Hennessy has also been a drink of choice throughout the African American community for generations. Brandy in and of itself has been a popular choice for family gatherings, celebrations, and holidays within the Black community, with Hennessy winning out as one of the preferred brands.

What's more, Hennessy decided to cater a lot of their advertising to Black publications, considering that it was the Black community that helped foster the growth of cognac when traveling through Europe after World War II. The brand has partnered with rappers in campaigns, and has been featured in hundreds of songs.

As well as the longstanding tradition of enjoying Hennessy as part of one’s heritage, Hennessy can be appreciated by anyone who likes the experience of drinking a liquor that is intricate in flavor, and enjoys the flavor of cognac as it’s sipped and once it coats the tongue.

Who Might Not Like Hennessy?

If you're not a fan of liquor with a bit of spice, you might find the flavor of Hennessy a little too strong for your liking. It is not a very sweet liquor, and isn’t one that can or should be chugged or taken in shots.

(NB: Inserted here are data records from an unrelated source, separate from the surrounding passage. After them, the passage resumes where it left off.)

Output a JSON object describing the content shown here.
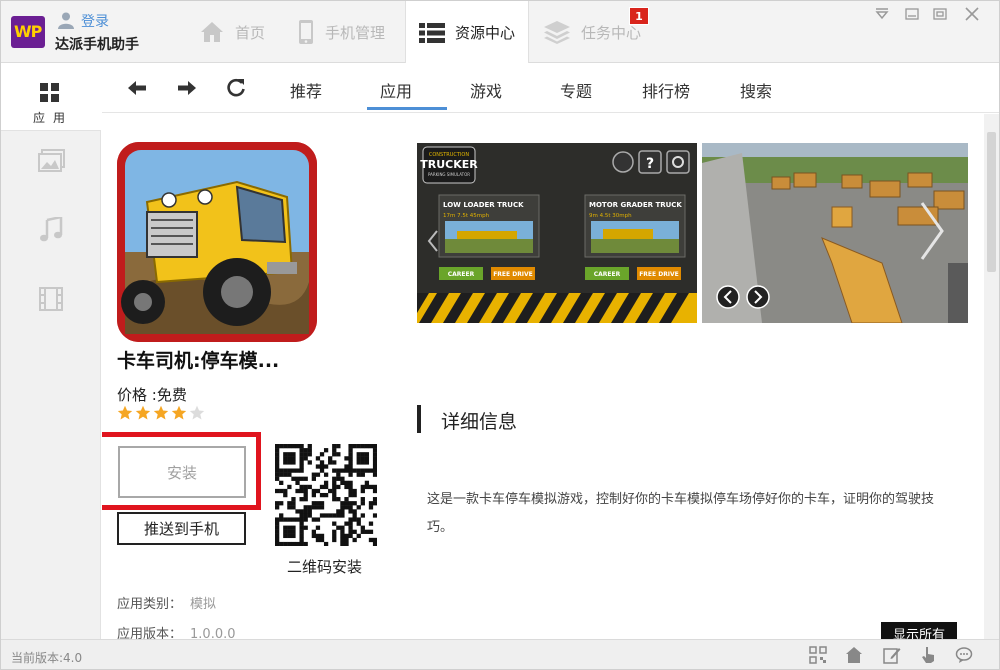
{
  "header": {
    "logo_text": "WP",
    "login_label": "登录",
    "app_name": "达派手机助手",
    "tabs": [
      {
        "label": "首页",
        "icon": "home-icon"
      },
      {
        "label": "手机管理",
        "icon": "phone-icon"
      },
      {
        "label": "资源中心",
        "icon": "list-icon",
        "active": true
      },
      {
        "label": "任务中心",
        "icon": "layers-icon"
      }
    ],
    "task_badge": "1"
  },
  "sidebar": {
    "apps_label": "应用",
    "items": [
      {
        "icon": "apps-grid-icon",
        "active": true
      },
      {
        "icon": "image-icon"
      },
      {
        "icon": "music-icon"
      },
      {
        "icon": "video-icon"
      }
    ]
  },
  "nav": {
    "tabs": [
      "推荐",
      "应用",
      "游戏",
      "专题",
      "排行榜",
      "搜索"
    ],
    "active_tab": "推荐"
  },
  "app": {
    "title": "卡车司机:停车模...",
    "price": "价格 :免费",
    "rating": 4,
    "rating_max": 5,
    "install_label": "安装",
    "push_label": "推送到手机",
    "qr_label": "二维码安装",
    "category_label": "应用类别：",
    "category_value": "模拟",
    "version_label": "应用版本：",
    "version_value": "1.0.0.0"
  },
  "screenshots": {
    "shot1": {
      "logo_small": "CONSTRUCTION",
      "logo_big": "TRUCKER",
      "logo_sub": "PARKING SIMULATOR",
      "truck1_name": "LOW LOADER TRUCK",
      "truck1_stats": "17m  7.5t  45mph",
      "truck2_name": "MOTOR GRADER TRUCK",
      "truck2_stats": "9m  4.5t  30mph",
      "career_label": "CAREER",
      "free_drive_label": "FREE DRIVE"
    }
  },
  "details": {
    "heading": "详细信息",
    "description": "这是一款卡车停车模拟游戏，控制好你的卡车模拟停车场停好你的卡车，证明你的驾驶技巧。",
    "show_all_label": "显示所有"
  },
  "status": {
    "version_text": "当前版本:4.0"
  },
  "colors": {
    "accent": "#4d8fd6",
    "highlight_red": "#e0141e",
    "badge_red": "#d9251c",
    "logo_purple": "#6b1f93"
  }
}
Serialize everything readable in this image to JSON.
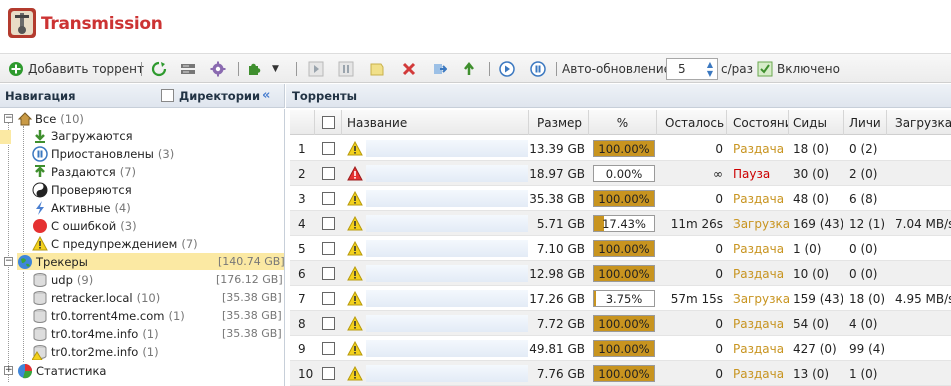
{
  "app": {
    "title": "Transmission"
  },
  "toolbar": {
    "add_label": "Добавить торрент",
    "autorefresh_label": "Авто-обновление:",
    "interval_value": "5",
    "interval_unit": "с/раз",
    "enabled_label": "Включено",
    "colors": {
      "green_icon": "#2e9a2e",
      "red_icon": "#d23a3a",
      "gray_icon": "#9aa4ad"
    }
  },
  "nav": {
    "title": "Навигация",
    "directories_label": "Директории",
    "tree": {
      "all": {
        "label": "Все",
        "count": "(10)"
      },
      "status": [
        {
          "label": "Загружаются",
          "count": ""
        },
        {
          "label": "Приостановлены",
          "count": "(3)"
        },
        {
          "label": "Раздаются",
          "count": "(7)"
        },
        {
          "label": "Проверяются",
          "count": ""
        },
        {
          "label": "Активные",
          "count": "(4)"
        },
        {
          "label": "С ошибкой",
          "count": "(3)"
        },
        {
          "label": "С предупреждением",
          "count": "(7)"
        }
      ],
      "trackers": {
        "label": "Трекеры",
        "size": "[140.74 GB]"
      },
      "tracker_items": [
        {
          "label": "udp",
          "count": "(9)",
          "size": "[176.12 GB]"
        },
        {
          "label": "retracker.local",
          "count": "(10)",
          "size": "[35.38 GB]"
        },
        {
          "label": "tr0.torrent4me.com",
          "count": "(1)",
          "size": "[35.38 GB]"
        },
        {
          "label": "tr0.tor4me.info",
          "count": "(1)",
          "size": "[35.38 GB]"
        },
        {
          "label": "tr0.tor2me.info",
          "count": "(1)",
          "size": ""
        }
      ],
      "stats": {
        "label": "Статистика"
      }
    }
  },
  "main": {
    "title": "Торренты",
    "columns": [
      "Название",
      "Размер",
      "%",
      "Осталось",
      "Состояни",
      "Сиды",
      "Личи",
      "Загрузка"
    ],
    "rows": [
      {
        "n": "1",
        "size": "13.39 GB",
        "pct": "100.00%",
        "pct_value": 100,
        "left": "0",
        "state": "Раздача",
        "state_kind": "seed",
        "seeds": "18 (0)",
        "leech": "0 (2)",
        "speed": "",
        "icon": "warn"
      },
      {
        "n": "2",
        "size": "18.97 GB",
        "pct": "0.00%",
        "pct_value": 0,
        "left": "∞",
        "state": "Пауза",
        "state_kind": "pause",
        "seeds": "30 (0)",
        "leech": "2 (0)",
        "speed": "",
        "icon": "error"
      },
      {
        "n": "3",
        "size": "35.38 GB",
        "pct": "100.00%",
        "pct_value": 100,
        "left": "0",
        "state": "Раздача",
        "state_kind": "seed",
        "seeds": "48 (0)",
        "leech": "6 (8)",
        "speed": "",
        "icon": "warn"
      },
      {
        "n": "4",
        "size": "5.71 GB",
        "pct": "17.43%",
        "pct_value": 17.43,
        "left": "11m 26s",
        "state": "Загрузка",
        "state_kind": "dl",
        "seeds": "169 (43)",
        "leech": "12 (1)",
        "speed": "7.04 MB/s",
        "icon": "warn"
      },
      {
        "n": "5",
        "size": "7.10 GB",
        "pct": "100.00%",
        "pct_value": 100,
        "left": "0",
        "state": "Раздача",
        "state_kind": "seed",
        "seeds": "1 (0)",
        "leech": "0 (0)",
        "speed": "",
        "icon": "warn"
      },
      {
        "n": "6",
        "size": "12.98 GB",
        "pct": "100.00%",
        "pct_value": 100,
        "left": "0",
        "state": "Раздача",
        "state_kind": "seed",
        "seeds": "10 (0)",
        "leech": "0 (0)",
        "speed": "",
        "icon": "warn"
      },
      {
        "n": "7",
        "size": "17.26 GB",
        "pct": "3.75%",
        "pct_value": 3.75,
        "left": "57m 15s",
        "state": "Загрузка",
        "state_kind": "dl",
        "seeds": "159 (43)",
        "leech": "18 (0)",
        "speed": "4.95 MB/s",
        "icon": "warn"
      },
      {
        "n": "8",
        "size": "7.72 GB",
        "pct": "100.00%",
        "pct_value": 100,
        "left": "0",
        "state": "Раздача",
        "state_kind": "seed",
        "seeds": "54 (0)",
        "leech": "4 (0)",
        "speed": "",
        "icon": "warn"
      },
      {
        "n": "9",
        "size": "49.81 GB",
        "pct": "100.00%",
        "pct_value": 100,
        "left": "0",
        "state": "Раздача",
        "state_kind": "seed",
        "seeds": "427 (0)",
        "leech": "99 (4)",
        "speed": "",
        "icon": "warn"
      },
      {
        "n": "10",
        "size": "7.76 GB",
        "pct": "100.00%",
        "pct_value": 100,
        "left": "0",
        "state": "Раздача",
        "state_kind": "seed",
        "seeds": "13 (0)",
        "leech": "1 (0)",
        "speed": "",
        "icon": "warn"
      }
    ]
  }
}
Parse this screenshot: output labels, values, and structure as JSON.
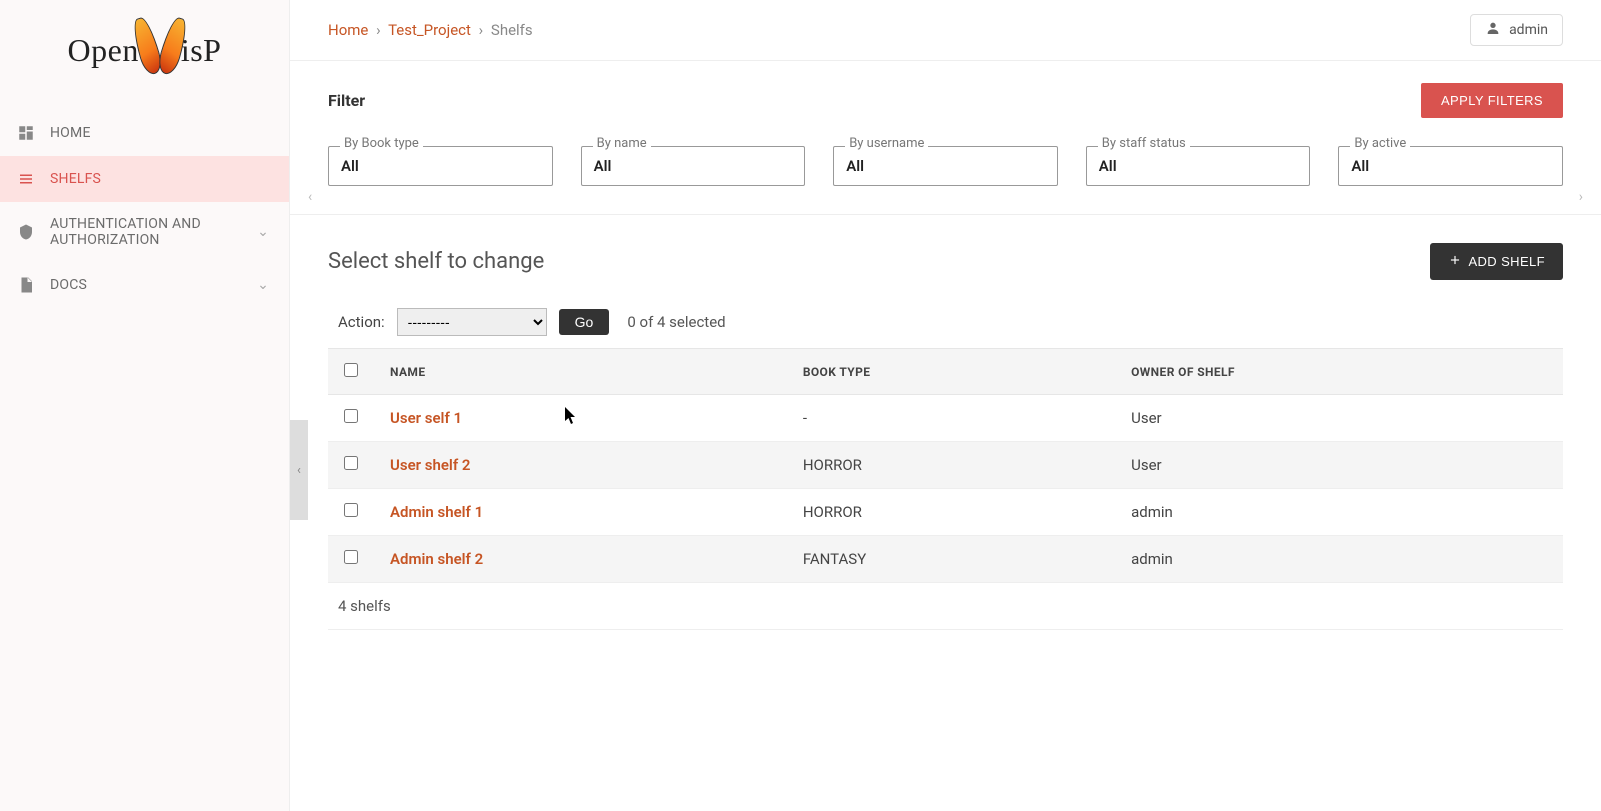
{
  "logo": "OpenWISP",
  "colors": {
    "accent": "#d9534f",
    "link": "#c65524"
  },
  "user": {
    "name": "admin"
  },
  "breadcrumbs": {
    "home": "Home",
    "project": "Test_Project",
    "current": "Shelfs"
  },
  "sidebar": {
    "items": [
      {
        "label": "HOME",
        "icon": "dashboard-icon",
        "active": false,
        "expandable": false
      },
      {
        "label": "SHELFS",
        "icon": "book-icon",
        "active": true,
        "expandable": false
      },
      {
        "label": "AUTHENTICATION AND AUTHORIZATION",
        "icon": "shield-icon",
        "active": false,
        "expandable": true
      },
      {
        "label": "DOCS",
        "icon": "doc-icon",
        "active": false,
        "expandable": true
      }
    ]
  },
  "filter": {
    "heading": "Filter",
    "apply_label": "APPLY FILTERS",
    "fields": [
      {
        "legend": "By Book type",
        "value": "All"
      },
      {
        "legend": "By name",
        "value": "All"
      },
      {
        "legend": "By username",
        "value": "All"
      },
      {
        "legend": "By staff status",
        "value": "All"
      },
      {
        "legend": "By active",
        "value": "All"
      }
    ]
  },
  "page_title": "Select shelf to change",
  "add_button": "ADD SHELF",
  "actions": {
    "label": "Action:",
    "placeholder": "---------",
    "go_label": "Go",
    "selected_text": "0 of 4 selected"
  },
  "table": {
    "columns": [
      "NAME",
      "BOOK TYPE",
      "OWNER OF SHELF"
    ],
    "rows": [
      {
        "name": "User self 1",
        "book_type": "-",
        "owner": "User"
      },
      {
        "name": "User shelf 2",
        "book_type": "HORROR",
        "owner": "User"
      },
      {
        "name": "Admin shelf 1",
        "book_type": "HORROR",
        "owner": "admin"
      },
      {
        "name": "Admin shelf 2",
        "book_type": "FANTASY",
        "owner": "admin"
      }
    ],
    "summary": "4 shelfs"
  }
}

For some, cognac can be a little bit of an acquired taste. It’s one of those liquors that you either like a lot, or you don’t like at all. Those who prefer white wine over red wine may not be fans of cognac either, as the drinks are similar in some ways.

If you like the idea of drinking Hennessy but don't want that pure liquor taste, try it in a cocktail. There are plenty of options so you can experiment until you find one that suits your tastes.

How Is Hennessy Usually Served?

Hennessy tends to be best experienced straight from the glass—at least for the higher end varieties. The brandy should be sipped so you can really take in the flavor. As I previously mentioned, there is an established grading system for Hennessy, all with different notes and flavor profiles.

If you are going to sip on some Hennessy, you can either pour it straight into a brandy or cognac glass or serve it on the rocks.

Hennessy Black or Hennessy V.S.O.P Privilège can be incorporated into any classic cocktail featuring brandy as the spirit of choice. These varieties pair especially well with cocktails that are citrus-forward. Hennessy can also add a sophisticated and rich touch to a dessert inspired cocktail.

When it’s cold outside, a splash of Hennessy in your coffee, eggnog, or cocoa can also make for an excellent after-dinner indulgence that warms up the bones.